By the time I became aware of boxing, Muhammad Ali was a mere shell of his former self, plodding through bouts with Leon Spinks, Larry Holmes and Trever Berbick. It would be much later when I truly understood the legend behind the man.
Now, as he celebrates his 70th birthday this Jan. 17, there has been somewhat of an effort to downplay his importance to the sport and as a pop culture icon, a sort of backlash to the waves of positive, feel-good press that Ali has enjoyed for the last several years.
But I remember the Ali who was not the poster boy for all things noble. I remember the fighter who drew the ire of fans and, in some circles, was a truly hated figure.
Among my circle of relatives and friends old enough to remember the prime Ali, you’d be hard-pressed to find a kind word about him.
It was in spite of this attitude that I came to admire Muhammad Ali, both as a man and a fighter.
Sure, the man had his defects and counted serial infidelity and some ugly political leanings among his greatest human flaws. But a hero isn’t a perfect superman who nobly passes through life doing good deeds. You won’t find too many boy scouts in the blood-splattered world of professional prize fighting. Instead, a hero is a regular, flawed human being who somehow, despite his own weaknesses, finds a way to do super things.
Ali’s refusal to be inducted into military service is his best-known personal political stance. Resisting the knee-jerk reaction to lash out at someone who refuses to fight for his country, it was truly a heroic move. Ali never would’ve seen battle duty in Vietnam and was told that he’d be spending his service time touring military bases and doing special appearances. Still, Ali refused to bend, even though there was reason to believe that he was committing career suicide by taking this stance. Ali’s refusal to fight for a country that denied him the most basic of human rights was at the core of the civil rights movement.
To me, though, the most meaningful moment of Ali’s career had to do with something as simple as his name.
When Ali converted to Islam and got rid of his Cassius Clay birth name, he was doing more than just getting a new moniker. He was speaking to African Americans who, because of slavery, were denied the basic human dignity of knowing their real, African name. The move also spoke to Latinos and some Asians who bore the names of their conquerors and lost their histories to foreign invaders.
Ali standing up and renaming himself represented empowerment.

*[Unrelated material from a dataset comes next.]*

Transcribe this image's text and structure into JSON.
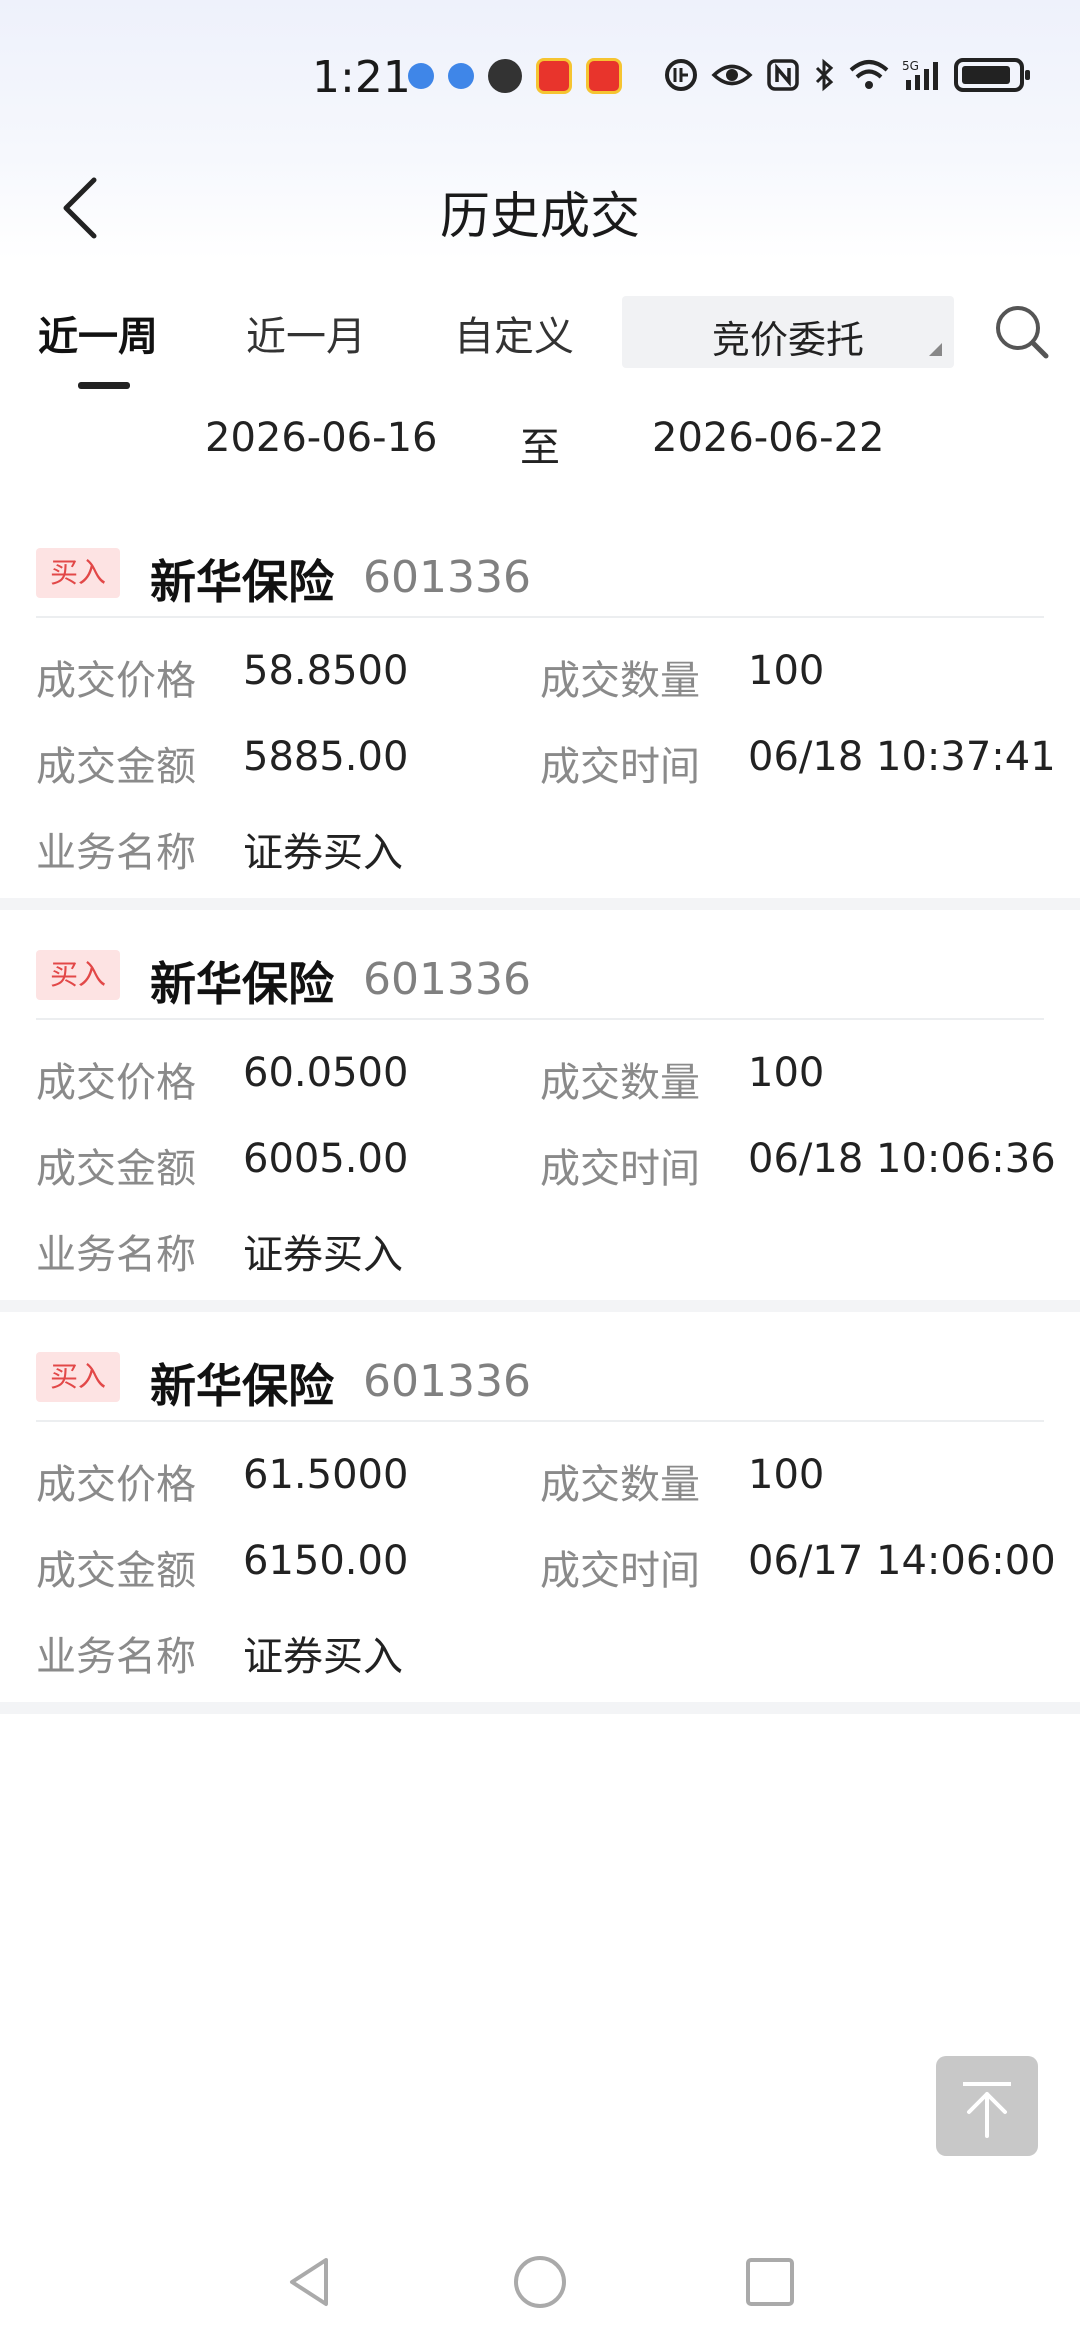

And his battering of Ernie Terrell, who purposely refused to address him as Muhammad Ali, was the man affirming his status as a man.
His refrain of “What’s my name?” in the Terrell fight still gives me goose bumps and was a seminal moment in my development as a man.
Standing tall and insisting that Terrell call him by his new name represents so much to me and has given me the strength to go forward into situations, in the name of good, where I’m sure to suffer abuse and ridicule. It’s easy to conform and give up … Ali never did that and not only resisted the easy path, but defiantly walked forward with only self-confidence and righteousness at his side.
As a fighter, Ali understood both the game and the sport. He knew how to put fannies in seats and he worked harder than anyone to keep them there, putting together a record of 19-3 against fighters listed on Ring Magazine’s list of 50 greatest heavyweights. Every single active fighter could learn a lot from trying to follow in the path of “The Greatest.”
Ali came along in a golden era of heavyweights that ranged from Sonny Liston and Floyd Patterson to Joe Frazier and George Foreman to Ken Norton and Leon Spinks. And not only did Ali survive, he thrived.
To me, Muhammad Ali was the personification of courage. No, he wasn’t perfect, but I don’t demand perfection in my heroes … I just look for a person who, like all of us, is capable of doing heroic things when the need arises.
Happy birthday, Champ. God bless and thanks for being so much more than a boxer to me.